NEW YORK (TheStreet) -- Stocks jumped back into the green as volatility reigned on Wall Street Thursday. Investors had mixed reactions to the European Central Bank's announcement of its quantitative-easing program with some seeing the stimulus as a good step but others assuming the aggressive first move was a sign of tough conditions in the eurozone.
The S&P 500 added 0.56%, reversing losses suffered shortly after the market opened. The Dow Jones Industrial Average increased 0.44%, and the Nasdaq climbed 0.46%.
Speaking in Frankfurt, President Mario Draghi announced an extended asset purchase program to buy asset-backed securities worth 60 billion euros ($69 billion) per month starting in March through to September 2016. The measures were as expected but the total amount of stimulus and timing exceeded economists' forecasts. It was previously expected the ECB's stimulus plan would entail bond purchases worth 50 billion euros ($58.2 billion) a month for at least a year.
The asset purchase program "was what the market expected but not to the extent that the ECB announced in their first go-around," said Kevin Mahn, chief investment officer at Hennion & Walsh Asset Management. "What I believe the market is now interpreting is that the situation in Europe is even worse than they anticipated and perhaps the recovery is going to take even longer."
Draghi had previously pledged to do "whatever it takes" to reinvigorate a flagging eurozone economy and move away from conditions skirting deflation.
The central bank also left its main refinancing rate unchanged at 0.05% and its marginal lending facility rate at 0.3%.
European shares surged to a seven-year high. France's CAC 40 gained 1%, Germany's DAX was up 0.81%, and London's FTSE 100 climbed 0.71%. The euro was down 0.31% to $1.15.
Meanwhile, China's central bank announced its own form of monetary easing overnight as it pledged $8 billion in capital to infuse into its financial market. Earlier this week, the world's second-largest economy reported its slowest annual GDP growth in 24 years.
Initial jobless claims in the U.S. fell to 307,000 from a revised 317,000 a week earlier, though came in higher than expected. Economists had forecast the number of people filing for unemployment benefits for the first time to fall to 300,000.
eBay (EBAY) shares were climbing after the online auction site announced it will cut 2,400 jobs, or around 7% of its work force. Fourth-quarter profits came in slightly higher than expected. Shares were up 4%.

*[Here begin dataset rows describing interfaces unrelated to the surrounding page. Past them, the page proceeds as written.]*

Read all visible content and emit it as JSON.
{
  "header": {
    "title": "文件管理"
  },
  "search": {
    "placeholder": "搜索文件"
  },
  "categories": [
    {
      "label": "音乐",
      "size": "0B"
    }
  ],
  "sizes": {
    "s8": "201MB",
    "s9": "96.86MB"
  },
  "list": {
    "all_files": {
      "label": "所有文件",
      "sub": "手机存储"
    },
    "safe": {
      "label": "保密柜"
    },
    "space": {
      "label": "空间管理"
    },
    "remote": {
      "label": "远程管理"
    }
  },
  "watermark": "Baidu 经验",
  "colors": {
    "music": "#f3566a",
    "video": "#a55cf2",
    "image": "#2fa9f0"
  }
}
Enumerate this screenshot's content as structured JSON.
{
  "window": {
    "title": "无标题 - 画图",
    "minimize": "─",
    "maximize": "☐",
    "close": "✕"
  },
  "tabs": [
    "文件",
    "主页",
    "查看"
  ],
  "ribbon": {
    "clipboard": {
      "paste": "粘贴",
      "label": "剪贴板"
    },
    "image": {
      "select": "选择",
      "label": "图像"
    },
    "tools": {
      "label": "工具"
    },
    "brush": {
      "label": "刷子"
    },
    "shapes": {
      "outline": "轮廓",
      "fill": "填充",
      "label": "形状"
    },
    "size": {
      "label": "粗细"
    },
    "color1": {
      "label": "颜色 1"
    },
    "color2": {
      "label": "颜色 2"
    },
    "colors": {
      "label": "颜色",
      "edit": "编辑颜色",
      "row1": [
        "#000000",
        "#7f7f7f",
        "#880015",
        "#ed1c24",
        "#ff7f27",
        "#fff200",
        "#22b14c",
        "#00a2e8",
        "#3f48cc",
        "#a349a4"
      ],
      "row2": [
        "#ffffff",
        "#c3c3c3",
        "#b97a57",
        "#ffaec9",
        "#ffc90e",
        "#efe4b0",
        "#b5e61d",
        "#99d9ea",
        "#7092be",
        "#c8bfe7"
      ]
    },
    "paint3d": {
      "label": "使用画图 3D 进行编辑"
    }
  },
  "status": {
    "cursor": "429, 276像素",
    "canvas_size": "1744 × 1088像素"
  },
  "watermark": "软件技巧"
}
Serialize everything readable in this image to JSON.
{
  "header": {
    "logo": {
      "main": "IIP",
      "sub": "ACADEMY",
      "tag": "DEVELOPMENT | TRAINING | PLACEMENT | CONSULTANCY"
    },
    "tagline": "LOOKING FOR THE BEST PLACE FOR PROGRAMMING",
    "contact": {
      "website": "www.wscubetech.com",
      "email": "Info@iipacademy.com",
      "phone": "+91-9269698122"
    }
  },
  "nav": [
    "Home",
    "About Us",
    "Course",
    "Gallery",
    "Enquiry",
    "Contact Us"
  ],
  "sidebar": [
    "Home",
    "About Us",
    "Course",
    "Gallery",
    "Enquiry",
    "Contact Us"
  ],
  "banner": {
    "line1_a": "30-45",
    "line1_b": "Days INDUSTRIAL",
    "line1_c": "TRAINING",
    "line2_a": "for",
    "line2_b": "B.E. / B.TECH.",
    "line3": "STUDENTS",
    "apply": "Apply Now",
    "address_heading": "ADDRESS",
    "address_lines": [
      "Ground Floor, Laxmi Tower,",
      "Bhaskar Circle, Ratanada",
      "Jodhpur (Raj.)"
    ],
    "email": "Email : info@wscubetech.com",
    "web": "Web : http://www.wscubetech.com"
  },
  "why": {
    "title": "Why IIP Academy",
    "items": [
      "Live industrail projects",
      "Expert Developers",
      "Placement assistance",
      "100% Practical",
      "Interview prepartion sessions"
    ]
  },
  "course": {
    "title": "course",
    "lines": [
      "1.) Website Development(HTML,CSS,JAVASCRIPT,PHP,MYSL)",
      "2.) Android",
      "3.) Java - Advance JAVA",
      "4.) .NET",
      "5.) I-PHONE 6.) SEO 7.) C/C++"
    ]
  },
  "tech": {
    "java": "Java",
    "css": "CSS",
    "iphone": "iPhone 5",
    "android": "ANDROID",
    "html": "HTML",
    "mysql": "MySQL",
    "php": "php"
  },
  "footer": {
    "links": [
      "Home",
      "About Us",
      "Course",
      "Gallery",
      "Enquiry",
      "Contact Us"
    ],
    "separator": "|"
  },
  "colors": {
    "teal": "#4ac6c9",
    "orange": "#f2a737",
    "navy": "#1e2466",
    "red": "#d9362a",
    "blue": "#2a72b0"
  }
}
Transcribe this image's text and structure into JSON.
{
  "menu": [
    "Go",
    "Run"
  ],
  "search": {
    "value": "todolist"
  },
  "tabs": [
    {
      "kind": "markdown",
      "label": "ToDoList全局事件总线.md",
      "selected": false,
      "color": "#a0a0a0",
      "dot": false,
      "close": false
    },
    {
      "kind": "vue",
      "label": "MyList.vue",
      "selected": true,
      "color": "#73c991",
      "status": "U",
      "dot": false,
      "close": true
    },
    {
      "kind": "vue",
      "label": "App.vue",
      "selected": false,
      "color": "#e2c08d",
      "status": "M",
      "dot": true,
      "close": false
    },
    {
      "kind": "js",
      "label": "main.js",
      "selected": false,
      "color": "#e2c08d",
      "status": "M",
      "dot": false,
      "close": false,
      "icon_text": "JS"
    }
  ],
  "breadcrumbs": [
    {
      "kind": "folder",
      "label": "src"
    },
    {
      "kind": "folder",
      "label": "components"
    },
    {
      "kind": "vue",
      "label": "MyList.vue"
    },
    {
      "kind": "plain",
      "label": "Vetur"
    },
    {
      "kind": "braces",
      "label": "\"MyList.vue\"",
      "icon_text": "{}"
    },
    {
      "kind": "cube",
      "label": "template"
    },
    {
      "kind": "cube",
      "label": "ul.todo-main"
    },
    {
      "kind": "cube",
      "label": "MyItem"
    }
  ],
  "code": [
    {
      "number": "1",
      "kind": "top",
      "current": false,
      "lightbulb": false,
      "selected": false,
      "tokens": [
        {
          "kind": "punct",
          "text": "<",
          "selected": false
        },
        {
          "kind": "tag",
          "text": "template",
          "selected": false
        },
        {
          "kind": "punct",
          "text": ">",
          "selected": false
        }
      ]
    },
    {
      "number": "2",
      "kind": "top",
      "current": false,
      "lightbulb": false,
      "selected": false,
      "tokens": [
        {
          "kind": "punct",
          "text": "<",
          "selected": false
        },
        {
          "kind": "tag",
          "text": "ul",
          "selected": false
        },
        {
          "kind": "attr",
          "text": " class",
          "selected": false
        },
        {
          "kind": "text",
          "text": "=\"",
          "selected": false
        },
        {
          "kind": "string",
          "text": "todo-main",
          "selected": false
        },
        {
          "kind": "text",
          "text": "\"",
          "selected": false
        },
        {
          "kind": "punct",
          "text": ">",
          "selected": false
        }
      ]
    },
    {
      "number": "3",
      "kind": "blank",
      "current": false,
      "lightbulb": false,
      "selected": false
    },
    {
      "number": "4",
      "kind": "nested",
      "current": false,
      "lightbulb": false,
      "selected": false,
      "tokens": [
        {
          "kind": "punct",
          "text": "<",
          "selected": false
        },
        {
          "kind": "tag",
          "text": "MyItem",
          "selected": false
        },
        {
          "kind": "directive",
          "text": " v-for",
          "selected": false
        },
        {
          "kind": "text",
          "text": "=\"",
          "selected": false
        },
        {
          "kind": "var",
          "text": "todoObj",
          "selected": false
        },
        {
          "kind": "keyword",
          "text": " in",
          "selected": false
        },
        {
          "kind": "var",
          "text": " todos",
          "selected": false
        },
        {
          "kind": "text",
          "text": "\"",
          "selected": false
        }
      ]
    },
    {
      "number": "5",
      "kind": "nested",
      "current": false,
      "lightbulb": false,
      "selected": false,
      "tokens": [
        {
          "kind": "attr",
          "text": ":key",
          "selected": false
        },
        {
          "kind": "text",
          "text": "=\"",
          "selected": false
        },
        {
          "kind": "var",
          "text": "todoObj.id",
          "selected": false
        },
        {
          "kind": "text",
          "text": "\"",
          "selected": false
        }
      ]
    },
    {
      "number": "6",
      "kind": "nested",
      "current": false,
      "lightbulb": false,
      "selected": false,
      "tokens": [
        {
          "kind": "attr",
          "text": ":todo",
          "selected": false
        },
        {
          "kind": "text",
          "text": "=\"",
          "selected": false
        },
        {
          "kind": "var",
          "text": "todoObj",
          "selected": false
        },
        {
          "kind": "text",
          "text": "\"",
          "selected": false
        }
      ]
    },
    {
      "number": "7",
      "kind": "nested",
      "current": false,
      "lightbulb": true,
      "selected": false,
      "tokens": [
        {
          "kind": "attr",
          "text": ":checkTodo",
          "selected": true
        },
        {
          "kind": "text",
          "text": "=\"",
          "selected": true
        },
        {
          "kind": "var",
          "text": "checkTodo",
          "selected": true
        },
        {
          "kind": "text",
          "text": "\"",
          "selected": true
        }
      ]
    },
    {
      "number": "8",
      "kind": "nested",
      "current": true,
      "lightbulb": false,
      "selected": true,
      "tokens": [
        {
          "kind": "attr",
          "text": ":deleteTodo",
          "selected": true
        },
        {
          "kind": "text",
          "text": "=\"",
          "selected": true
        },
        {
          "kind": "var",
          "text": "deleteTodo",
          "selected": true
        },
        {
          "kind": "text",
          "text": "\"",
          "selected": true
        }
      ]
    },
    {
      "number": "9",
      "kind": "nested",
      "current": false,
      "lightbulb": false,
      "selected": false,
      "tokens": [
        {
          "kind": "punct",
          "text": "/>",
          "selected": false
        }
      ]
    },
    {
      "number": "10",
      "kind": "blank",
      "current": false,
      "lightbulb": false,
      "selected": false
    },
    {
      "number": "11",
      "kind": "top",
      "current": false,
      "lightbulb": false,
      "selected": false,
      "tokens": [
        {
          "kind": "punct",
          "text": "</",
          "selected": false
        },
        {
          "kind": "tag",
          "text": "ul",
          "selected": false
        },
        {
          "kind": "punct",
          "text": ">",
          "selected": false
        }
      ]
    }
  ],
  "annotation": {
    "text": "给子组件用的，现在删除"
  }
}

United Continental (UAL) gained 4.9% after reporting passenger revenue more than 1% higher in its quarter, while fuel costs dropped nearly 15%. Likewise, Southwest Airlines (LUV) jumped 7% as quarterly profits beat expectations on plunging gasoline prices.
Lands' End (LE) plummeted 23.2% as the retailer warned of fourth-quarter guidance below expectations, including a 7% to 9% fall in same-store sales.
SanDisk (SNDK) was lower after guiding for below-consensus revenue in its first quarter. Fourth-quarter profit did manage to beat estimates with quarterly sales up 0.6%. Shares dropped 4%.
American Express (AXP) beat expectations in its fourth quarter, but the credit card company also announced it will cut more than 4,000 jobs this year in line with its restructuring efforts, which will result in a $313 million charge. Shares fell 4.7%. Verizon (VZ) was 2.6% lower as quarterly profit fell slightly short of estimates, though revenue surged 7% on tablet sales.
Xilinx (XLNX) plummeted 7% after quarterly revenue missed forecasts and as the company said current-quarter revenue was expected to drop between 2% to 6% quarter on quarter.
BlackBerryundefined surged on reports Samsung (SSNLF) is still actively pursuing a stake in the company, despite both previously denying any discussions. BlackBerry climbed 8.3%.
--Written by Keris Alison Lahiff in New York.